Jane, E. A. (2015) ‘Women online: Virtual violence, real harm’, Damned Whores and God’s Police – 40 Years On, University of Technology, Sydney, 22 September, panel with Candice Chung, Van Badham, Annalise Hartwig, and Jenna Price (invited).

Jane, E. A. (2015) ‘“Dude… Stop the Spread, Please” – manspreading, mimetic antagonism and feminist digilantism online’, Digital intimate publics: identities, relationships and value in social media cultures, University of Queensland (Brisbane), 19-20 November.

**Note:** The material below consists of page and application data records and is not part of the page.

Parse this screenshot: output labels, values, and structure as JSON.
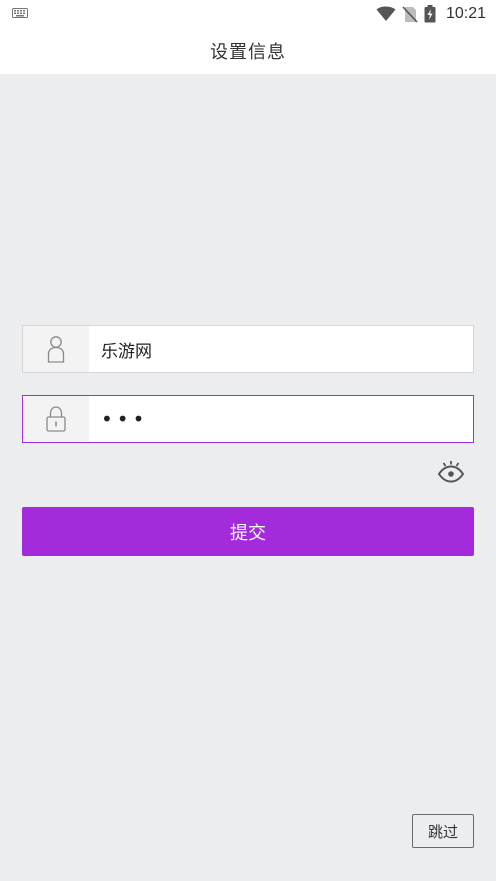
{
  "status_bar": {
    "time": "10:21",
    "icons": [
      "keyboard-icon",
      "wifi-icon",
      "no-sim-icon",
      "battery-charging-icon"
    ]
  },
  "header": {
    "title": "设置信息"
  },
  "form": {
    "username": {
      "icon": "user-icon",
      "value": "乐游网"
    },
    "password": {
      "icon": "lock-icon",
      "masked_value": "•••"
    },
    "visibility_icon": "eye-icon",
    "submit_label": "提交"
  },
  "skip_label": "跳过",
  "colors": {
    "accent": "#a32bdc",
    "background": "#ecedef",
    "bar_background": "#ffffff"
  }
}
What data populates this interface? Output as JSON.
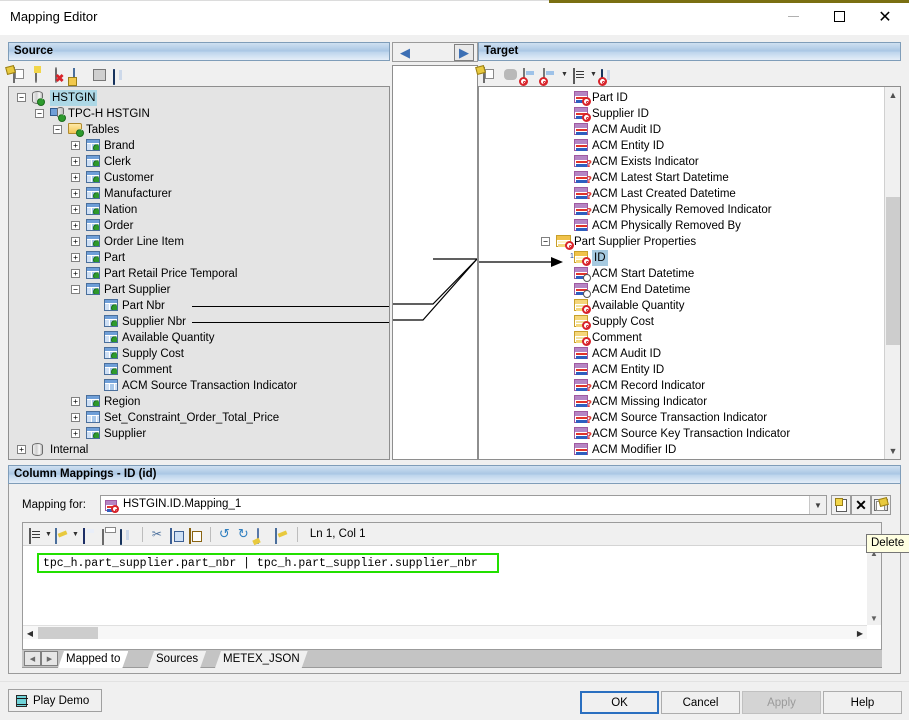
{
  "window": {
    "title": "Mapping Editor",
    "minimize_label": "—",
    "maximize_label": "□",
    "close_label": "✕",
    "accent_color": "#7a6f12"
  },
  "source_panel": {
    "header": "Source",
    "toolbar": [
      {
        "name": "open-mapping-icon",
        "tip": "Open Mapping"
      },
      {
        "name": "add-database-icon",
        "tip": "Add Database"
      },
      {
        "name": "remove-database-icon",
        "tip": "Remove Database"
      },
      {
        "name": "add-object-icon",
        "tip": "Add Object"
      },
      {
        "name": "properties-icon",
        "tip": "Properties"
      },
      {
        "name": "find-icon",
        "tip": "Find"
      }
    ],
    "tree": [
      {
        "label": "HSTGIN",
        "depth": 0,
        "expander": "-",
        "icon": "database-icon",
        "selected": true
      },
      {
        "label": "TPC-H HSTGIN",
        "depth": 1,
        "expander": "-",
        "icon": "schema-icon"
      },
      {
        "label": "Tables",
        "depth": 2,
        "expander": "-",
        "icon": "folder-icon"
      },
      {
        "label": "Brand",
        "depth": 3,
        "expander": "+",
        "icon": "table-icon"
      },
      {
        "label": "Clerk",
        "depth": 3,
        "expander": "+",
        "icon": "table-icon"
      },
      {
        "label": "Customer",
        "depth": 3,
        "expander": "+",
        "icon": "table-icon"
      },
      {
        "label": "Manufacturer",
        "depth": 3,
        "expander": "+",
        "icon": "table-icon"
      },
      {
        "label": "Nation",
        "depth": 3,
        "expander": "+",
        "icon": "table-icon"
      },
      {
        "label": "Order",
        "depth": 3,
        "expander": "+",
        "icon": "table-icon"
      },
      {
        "label": "Order Line Item",
        "depth": 3,
        "expander": "+",
        "icon": "table-icon"
      },
      {
        "label": "Part",
        "depth": 3,
        "expander": "+",
        "icon": "table-icon"
      },
      {
        "label": "Part Retail Price Temporal",
        "depth": 3,
        "expander": "+",
        "icon": "table-icon"
      },
      {
        "label": "Part Supplier",
        "depth": 3,
        "expander": "-",
        "icon": "table-icon"
      },
      {
        "label": "Part Nbr",
        "depth": 4,
        "expander": "",
        "icon": "column-icon",
        "linked": true
      },
      {
        "label": "Supplier Nbr",
        "depth": 4,
        "expander": "",
        "icon": "column-icon",
        "linked": true
      },
      {
        "label": "Available Quantity",
        "depth": 4,
        "expander": "",
        "icon": "column-icon"
      },
      {
        "label": "Supply Cost",
        "depth": 4,
        "expander": "",
        "icon": "column-icon"
      },
      {
        "label": "Comment",
        "depth": 4,
        "expander": "",
        "icon": "column-icon"
      },
      {
        "label": "ACM Source Transaction Indicator",
        "depth": 4,
        "expander": "",
        "icon": "column-plain-icon"
      },
      {
        "label": "Region",
        "depth": 3,
        "expander": "+",
        "icon": "table-icon"
      },
      {
        "label": "Set_Constraint_Order_Total_Price",
        "depth": 3,
        "expander": "+",
        "icon": "table-plain-icon"
      },
      {
        "label": "Supplier",
        "depth": 3,
        "expander": "+",
        "icon": "table-icon"
      },
      {
        "label": "Internal",
        "depth": 0,
        "expander": "+",
        "icon": "database-plain-icon"
      }
    ]
  },
  "middle_panel": {
    "nav_left_label": "◀",
    "nav_right_label": "▶"
  },
  "target_panel": {
    "header": "Target",
    "toolbar": [
      {
        "name": "open-target-icon",
        "tip": "Open Target"
      },
      {
        "name": "group-icon",
        "tip": "Group"
      },
      {
        "name": "auto-map-icon",
        "tip": "Auto Map"
      },
      {
        "name": "auto-map-options-icon",
        "tip": "Auto Map Options"
      },
      {
        "name": "filter-icon",
        "tip": "Filter"
      },
      {
        "name": "find-target-icon",
        "tip": "Find"
      }
    ],
    "tree": [
      {
        "label": "Part ID",
        "depth": 4,
        "expander": "",
        "icon": "attribute-key-icon"
      },
      {
        "label": "Supplier ID",
        "depth": 4,
        "expander": "",
        "icon": "attribute-key-icon"
      },
      {
        "label": "ACM Audit ID",
        "depth": 4,
        "expander": "",
        "icon": "attribute-icon"
      },
      {
        "label": "ACM Entity ID",
        "depth": 4,
        "expander": "",
        "icon": "attribute-icon"
      },
      {
        "label": "ACM Exists Indicator",
        "depth": 4,
        "expander": "",
        "icon": "attribute-optional-icon"
      },
      {
        "label": "ACM Latest Start Datetime",
        "depth": 4,
        "expander": "",
        "icon": "attribute-optional-icon"
      },
      {
        "label": "ACM Last Created Datetime",
        "depth": 4,
        "expander": "",
        "icon": "attribute-optional-icon"
      },
      {
        "label": "ACM Physically Removed Indicator",
        "depth": 4,
        "expander": "",
        "icon": "attribute-optional-icon"
      },
      {
        "label": "ACM Physically Removed By",
        "depth": 4,
        "expander": "",
        "icon": "attribute-icon"
      },
      {
        "label": "Part Supplier Properties",
        "depth": 3,
        "expander": "-",
        "icon": "entity-key-icon"
      },
      {
        "label": "ID",
        "depth": 4,
        "expander": "",
        "icon": "mapped-key-icon",
        "selected": true,
        "mapped_count": "1"
      },
      {
        "label": "ACM Start Datetime",
        "depth": 4,
        "expander": "",
        "icon": "attribute-clock-icon"
      },
      {
        "label": "ACM End Datetime",
        "depth": 4,
        "expander": "",
        "icon": "attribute-clock-icon"
      },
      {
        "label": "Available Quantity",
        "depth": 4,
        "expander": "",
        "icon": "attribute-yellow-key-icon"
      },
      {
        "label": "Supply Cost",
        "depth": 4,
        "expander": "",
        "icon": "attribute-yellow-key-icon"
      },
      {
        "label": "Comment",
        "depth": 4,
        "expander": "",
        "icon": "attribute-yellow-key-icon"
      },
      {
        "label": "ACM Audit ID",
        "depth": 4,
        "expander": "",
        "icon": "attribute-icon"
      },
      {
        "label": "ACM Entity ID",
        "depth": 4,
        "expander": "",
        "icon": "attribute-icon"
      },
      {
        "label": "ACM Record Indicator",
        "depth": 4,
        "expander": "",
        "icon": "attribute-optional-icon"
      },
      {
        "label": "ACM Missing Indicator",
        "depth": 4,
        "expander": "",
        "icon": "attribute-optional-icon"
      },
      {
        "label": "ACM Source Transaction Indicator",
        "depth": 4,
        "expander": "",
        "icon": "attribute-optional-icon"
      },
      {
        "label": "ACM Source Key Transaction Indicator",
        "depth": 4,
        "expander": "",
        "icon": "attribute-optional-icon"
      },
      {
        "label": "ACM Modifier ID",
        "depth": 4,
        "expander": "",
        "icon": "attribute-icon"
      }
    ],
    "scroll_up_label": "▲",
    "scroll_down_label": "▼"
  },
  "column_mappings": {
    "header": "Column Mappings - ID (id)",
    "mapping_for_label": "Mapping for:",
    "mapping_value": "HSTGIN.ID.Mapping_1",
    "dropdown_caret": "▼",
    "buttons": [
      {
        "name": "new-mapping-button",
        "label": "new"
      },
      {
        "name": "delete-mapping-button",
        "label": "✕"
      },
      {
        "name": "edit-mapping-button",
        "label": "edit"
      }
    ],
    "tooltip": "Delete",
    "editor_toolbar": [
      {
        "name": "template-menu-icon"
      },
      {
        "name": "edit-menu-icon"
      },
      {
        "name": "save-icon"
      },
      {
        "name": "print-icon"
      },
      {
        "name": "find-replace-icon"
      },
      {
        "name": "cut-icon"
      },
      {
        "name": "copy-icon"
      },
      {
        "name": "paste-icon"
      },
      {
        "name": "undo-icon"
      },
      {
        "name": "redo-icon"
      },
      {
        "name": "user-function-icon"
      },
      {
        "name": "expression-edit-icon"
      }
    ],
    "caret_position": "Ln 1, Col 1",
    "code": "tpc_h.part_supplier.part_nbr | tpc_h.part_supplier.supplier_nbr",
    "code_highlight_color": "#22e000",
    "tabs": [
      {
        "label": "Mapped to",
        "active": true
      },
      {
        "label": "Sources",
        "active": false
      },
      {
        "label": "METEX_JSON",
        "active": false
      }
    ],
    "tab_prev_label": "◀",
    "tab_next_label": "▶",
    "hscroll_left_label": "◀",
    "hscroll_right_label": "▶"
  },
  "footer": {
    "play_demo": "Play Demo",
    "ok": "OK",
    "cancel": "Cancel",
    "apply": "Apply",
    "help": "Help",
    "apply_disabled": true
  }
}
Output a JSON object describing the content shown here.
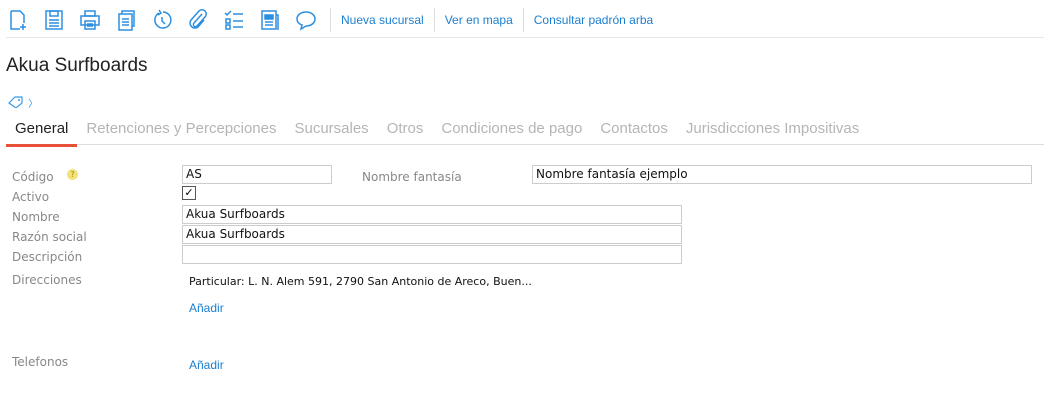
{
  "toolbar": {
    "icons": [
      "new-document-icon",
      "save-icon",
      "print-icon",
      "copy-icon",
      "history-icon",
      "attach-icon",
      "checklist-icon",
      "report-icon",
      "comment-icon"
    ],
    "links": [
      "Nueva sucursal",
      "Ver en mapa",
      "Consultar padrón arba"
    ]
  },
  "title": "Akua Surfboards",
  "breadcrumb": {
    "icon": "tag-icon",
    "sep": "〉"
  },
  "tabs": [
    "General",
    "Retenciones y Percepciones",
    "Sucursales",
    "Otros",
    "Condiciones de pago",
    "Contactos",
    "Jurisdicciones Impositivas"
  ],
  "form": {
    "codigo_label": "Código",
    "codigo": "AS",
    "help": "?",
    "nombre_fantasia_label": "Nombre fantasía",
    "nombre_fantasia": "Nombre fantasía ejemplo",
    "activo_label": "Activo",
    "activo_check": "✓",
    "nombre_label": "Nombre",
    "nombre": "Akua Surfboards",
    "razon_label": "Razón social",
    "razon": "Akua Surfboards",
    "descripcion_label": "Descripción",
    "descripcion": "",
    "direcciones_label": "Direcciones",
    "direccion": "Particular: L. N. Alem 591, 2790 San Antonio de Areco, Buen...",
    "add_label": "Añadir",
    "telefonos_label": "Telefonos"
  }
}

Jane, E. A. (2015) ‘Feminist digilantism: the “perfect” solution to online rape threats?’, GTFO – Empowered Users, Objective Violence and the Governance of Participatory Media, University of Sydney, 4 September.

Jane, E. A. (2015), ‘Gendered Cyberhate: The New Digital Divide?’ Democracy Futures seminar series, Sydney Democracy Network, University of Sydney, 29 April (invited).

NB: Emma A. Jane is employed by the University of New South Wales (UNSW) and is the recipient of an Australian Research Council (ARC) Discovery Early Career Researcher Award (DECRA Project ID: DE150100670). The views expressed in this site are those of the author’s and are not necessarily those of the ARC or UNSW.